Priests stand at the entrance of St Anthony’s church, one of the sites of the 2019 Easter Sunday attacks (Eranga Jayawardena/AP)

AP/PA Images

Priests stand at the entrance of St Anthony’s church, one of the sites of the 2019 Easter Sunday attacks (Eranga Jayawardena/AP)

US Secretary of State Mike Pompeo said in a statement that “we stand in solidarity with the survivors of this brutality, and pray for their healing”.

The police chief and the secretary to the defence ministry at the time of the attacks are facing legal action over their alleged negligence.

More than 100 suspects with alleged links to the masterminds of the attacks have been detained by police.

Police earlier this month arrested the brother of a former Cabinet minister and a lawyer for alleged links to the suicide bombers.

The government partially lifted a month-long curfew on Monday, with the top health official declaring that the coronavirus is “under control”.

The Indian Ocean island nation had been under a 24-hour curfew since March 20.

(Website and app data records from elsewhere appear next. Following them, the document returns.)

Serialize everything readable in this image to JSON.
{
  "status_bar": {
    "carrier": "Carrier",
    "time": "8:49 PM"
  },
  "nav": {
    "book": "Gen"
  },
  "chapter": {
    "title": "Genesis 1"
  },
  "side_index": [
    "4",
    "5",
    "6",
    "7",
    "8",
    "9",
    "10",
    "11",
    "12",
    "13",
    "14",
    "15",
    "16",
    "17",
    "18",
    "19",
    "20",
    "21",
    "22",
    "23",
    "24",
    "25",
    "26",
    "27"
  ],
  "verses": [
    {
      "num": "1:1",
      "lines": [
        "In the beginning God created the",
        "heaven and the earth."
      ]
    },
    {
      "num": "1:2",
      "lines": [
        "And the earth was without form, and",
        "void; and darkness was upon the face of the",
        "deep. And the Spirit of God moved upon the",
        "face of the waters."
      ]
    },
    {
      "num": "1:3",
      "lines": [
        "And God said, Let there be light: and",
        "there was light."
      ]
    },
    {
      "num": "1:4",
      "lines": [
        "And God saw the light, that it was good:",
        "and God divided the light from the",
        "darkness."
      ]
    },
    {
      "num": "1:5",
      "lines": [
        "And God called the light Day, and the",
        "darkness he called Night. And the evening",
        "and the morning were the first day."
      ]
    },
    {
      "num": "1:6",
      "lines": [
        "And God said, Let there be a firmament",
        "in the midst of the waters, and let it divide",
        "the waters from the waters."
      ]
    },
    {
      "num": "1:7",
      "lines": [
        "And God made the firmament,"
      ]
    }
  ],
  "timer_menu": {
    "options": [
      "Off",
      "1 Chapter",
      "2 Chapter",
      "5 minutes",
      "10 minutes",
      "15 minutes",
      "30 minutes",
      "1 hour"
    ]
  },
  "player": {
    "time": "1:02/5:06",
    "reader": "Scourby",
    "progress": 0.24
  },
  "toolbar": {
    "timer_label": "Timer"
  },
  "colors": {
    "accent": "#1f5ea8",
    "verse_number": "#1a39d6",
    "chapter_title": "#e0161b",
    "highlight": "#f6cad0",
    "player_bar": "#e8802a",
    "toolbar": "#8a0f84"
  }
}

The curfew will remain in effect from 8pm until 5am until further notice. Sri Lanka has 310 confirmed cases of the virus, including seven deaths.

PA Media